(What to work on): Only lines containing the string "train" belong in the answer; find them in the records and copy them.

(Element data from apps and pages)
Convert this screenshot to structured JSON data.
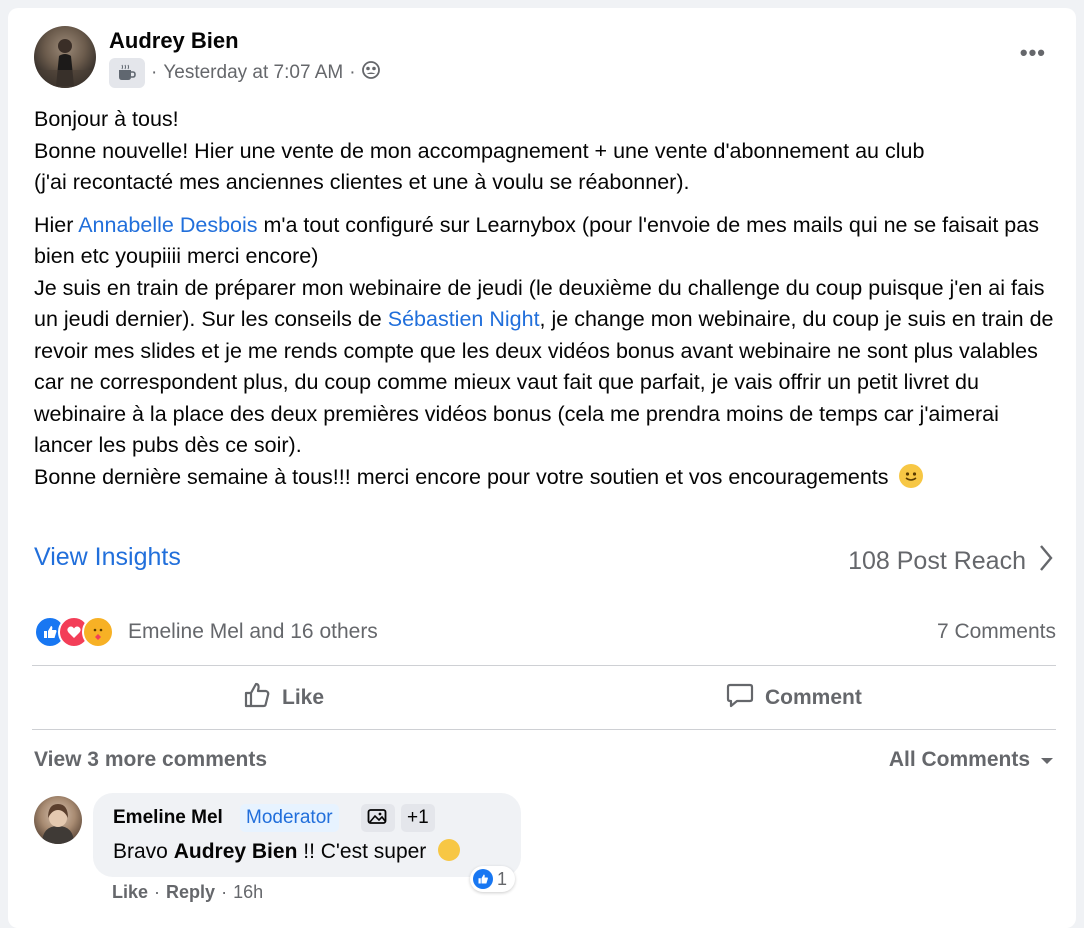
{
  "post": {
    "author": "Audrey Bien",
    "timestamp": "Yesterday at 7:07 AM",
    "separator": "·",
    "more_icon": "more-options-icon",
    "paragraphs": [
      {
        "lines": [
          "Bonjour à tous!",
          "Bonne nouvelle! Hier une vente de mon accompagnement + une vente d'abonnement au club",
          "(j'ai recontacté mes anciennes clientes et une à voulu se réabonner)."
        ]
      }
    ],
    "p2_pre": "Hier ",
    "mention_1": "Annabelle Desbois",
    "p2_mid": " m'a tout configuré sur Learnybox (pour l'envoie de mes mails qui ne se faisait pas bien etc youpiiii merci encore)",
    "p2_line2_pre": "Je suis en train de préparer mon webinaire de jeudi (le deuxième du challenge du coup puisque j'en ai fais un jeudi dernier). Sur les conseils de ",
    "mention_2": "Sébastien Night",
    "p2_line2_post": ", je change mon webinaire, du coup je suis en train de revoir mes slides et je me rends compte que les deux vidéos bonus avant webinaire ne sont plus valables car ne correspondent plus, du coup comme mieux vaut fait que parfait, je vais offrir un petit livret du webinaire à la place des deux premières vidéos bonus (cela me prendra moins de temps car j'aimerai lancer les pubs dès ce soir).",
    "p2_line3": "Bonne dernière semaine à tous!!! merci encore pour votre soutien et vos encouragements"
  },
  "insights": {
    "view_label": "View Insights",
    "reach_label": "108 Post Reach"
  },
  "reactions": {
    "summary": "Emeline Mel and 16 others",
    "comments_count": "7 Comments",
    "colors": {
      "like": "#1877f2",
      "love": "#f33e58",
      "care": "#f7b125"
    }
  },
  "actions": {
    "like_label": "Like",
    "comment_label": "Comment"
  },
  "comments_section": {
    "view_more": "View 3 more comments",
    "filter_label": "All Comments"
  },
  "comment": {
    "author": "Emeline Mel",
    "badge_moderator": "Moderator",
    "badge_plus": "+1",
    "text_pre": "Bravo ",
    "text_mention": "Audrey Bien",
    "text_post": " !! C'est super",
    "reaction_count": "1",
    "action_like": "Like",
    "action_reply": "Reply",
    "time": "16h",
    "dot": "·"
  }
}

(Answer for this exercise):
    "p2_line2_pre": "Je suis en train de préparer mon webinaire de jeudi (le deuxième du challenge du coup puisque j'en ai fais un jeudi dernier). Sur les conseils de ",
    "p2_line2_post": ", je change mon webinaire, du coup je suis en train de revoir mes slides et je me rends compte que les deux vidéos bonus avant webinaire ne sont plus valables car ne correspondent plus, du coup comme mieux vaut fait que parfait, je vais offrir un petit livret du webinaire à la place des deux premières vidéos bonus (cela me prendra moins de temps car j'aimerai lancer les pubs dès ce soir).",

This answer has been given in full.